"Even if we find solutions for reducing carbon emissions, we will still need solutions to help us adapt," said Alexandre Magnan, a researcher at the Institute for Sustainable Development and International Relations in Paris and a co-author of the report, without commenting on its findings.
IPCC assessments -- this will be the sixth since 1990 -- are divided into three sections, each with its own volunteer "working group" of hundreds of scientists.
In August 2021, the first instalment on physical science found that global heating is virtually certain to pass 1.5 degrees Celsius (2.7 degrees Fahrenheit), probably within a decade.
Earth's surface has warmed 1.1 degrees Celsius since the 19th century.
The 2015 Paris deal calls for capping global warming at "well below" 2C, and ideally 1.5C.
This report is sure to reinforce this more ambitious goal.
It will likewise underscore that vulnerability to extreme weather events -- even when they are made worse by global warming -- can be reduced by better planning and preparation, according to the draft seen by AFP.
This is not only true in the developing world, noted Imperial College professor Friederike Otto, pointing to massive flooding in Germany last year that killed scores and caused billions in damage.
- Finite set of choices -
"Even without global warming there would have been a huge rainfall event in a densely populated geography where the rivers flood very easily," said Otto, a pioneer in the science of quantifying the extent to which climate change makes extreme weather events more likely or intense.
The report will zero in on how climate change is widening already yawning gaps in inequality, both between regions and within nations.
The simple fact is that the people least responsible for climate change are the ones suffering the most from its impacts.
Not only is this unjust, experts and advocates say, it is a barrier to tackling the problem.
"I do not think there are pathways to sustainable development that do not substantively address equity issues," said Clark University professor Edward Carr, a lead author of one of the report's chapters.
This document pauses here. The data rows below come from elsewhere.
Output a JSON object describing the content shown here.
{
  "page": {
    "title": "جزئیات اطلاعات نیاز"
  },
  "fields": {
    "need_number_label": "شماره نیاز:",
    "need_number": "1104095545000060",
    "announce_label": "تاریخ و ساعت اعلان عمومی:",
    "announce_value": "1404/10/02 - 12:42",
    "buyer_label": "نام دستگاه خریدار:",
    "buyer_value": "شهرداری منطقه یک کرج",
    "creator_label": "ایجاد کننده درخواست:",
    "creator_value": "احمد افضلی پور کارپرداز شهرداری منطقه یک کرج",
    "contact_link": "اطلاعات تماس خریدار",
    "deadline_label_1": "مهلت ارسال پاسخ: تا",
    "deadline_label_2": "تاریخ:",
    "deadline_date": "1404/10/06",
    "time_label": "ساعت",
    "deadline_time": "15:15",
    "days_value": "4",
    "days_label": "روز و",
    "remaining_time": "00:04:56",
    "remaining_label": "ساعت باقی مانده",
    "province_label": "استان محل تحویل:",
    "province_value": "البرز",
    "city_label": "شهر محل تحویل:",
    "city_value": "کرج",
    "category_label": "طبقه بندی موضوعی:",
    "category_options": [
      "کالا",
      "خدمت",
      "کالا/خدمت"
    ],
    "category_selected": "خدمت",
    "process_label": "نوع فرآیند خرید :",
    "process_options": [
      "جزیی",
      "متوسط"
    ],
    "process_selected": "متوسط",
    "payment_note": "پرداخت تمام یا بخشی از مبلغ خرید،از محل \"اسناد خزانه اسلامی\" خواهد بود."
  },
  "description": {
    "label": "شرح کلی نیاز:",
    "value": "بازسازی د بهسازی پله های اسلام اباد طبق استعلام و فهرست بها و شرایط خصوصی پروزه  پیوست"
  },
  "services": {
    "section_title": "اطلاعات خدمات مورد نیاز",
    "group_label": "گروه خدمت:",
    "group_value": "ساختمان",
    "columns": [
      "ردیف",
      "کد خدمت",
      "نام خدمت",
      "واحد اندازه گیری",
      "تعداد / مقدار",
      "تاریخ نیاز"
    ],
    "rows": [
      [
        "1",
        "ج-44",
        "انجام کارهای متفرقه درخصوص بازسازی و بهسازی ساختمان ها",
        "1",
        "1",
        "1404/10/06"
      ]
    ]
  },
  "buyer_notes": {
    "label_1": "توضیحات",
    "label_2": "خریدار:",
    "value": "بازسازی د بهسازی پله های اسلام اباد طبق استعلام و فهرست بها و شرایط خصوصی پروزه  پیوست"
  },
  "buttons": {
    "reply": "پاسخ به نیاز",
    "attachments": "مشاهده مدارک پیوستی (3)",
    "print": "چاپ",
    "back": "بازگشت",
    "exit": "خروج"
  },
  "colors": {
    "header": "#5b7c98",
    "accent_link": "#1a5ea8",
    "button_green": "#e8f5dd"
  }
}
The report is also likely to highlight dangerous "tipping points", invisible temperature trip wires in the climate system for irreversible and potentially catastrophic change.
Some of them -- such as the melting of permafrost housing twice as much carbon as in the atmosphere -- could fuel global warming all on their own.
"There is a finite set of choices we can make that would move us productively into the future," said Carr. "Every day we wait and delay, some of those choices get harder or go away."
The third and final instalment of the IPCC assessment currently unfolding, due out in early April, examines options for curbing carbon emissions and removing carbon from the atmosphere.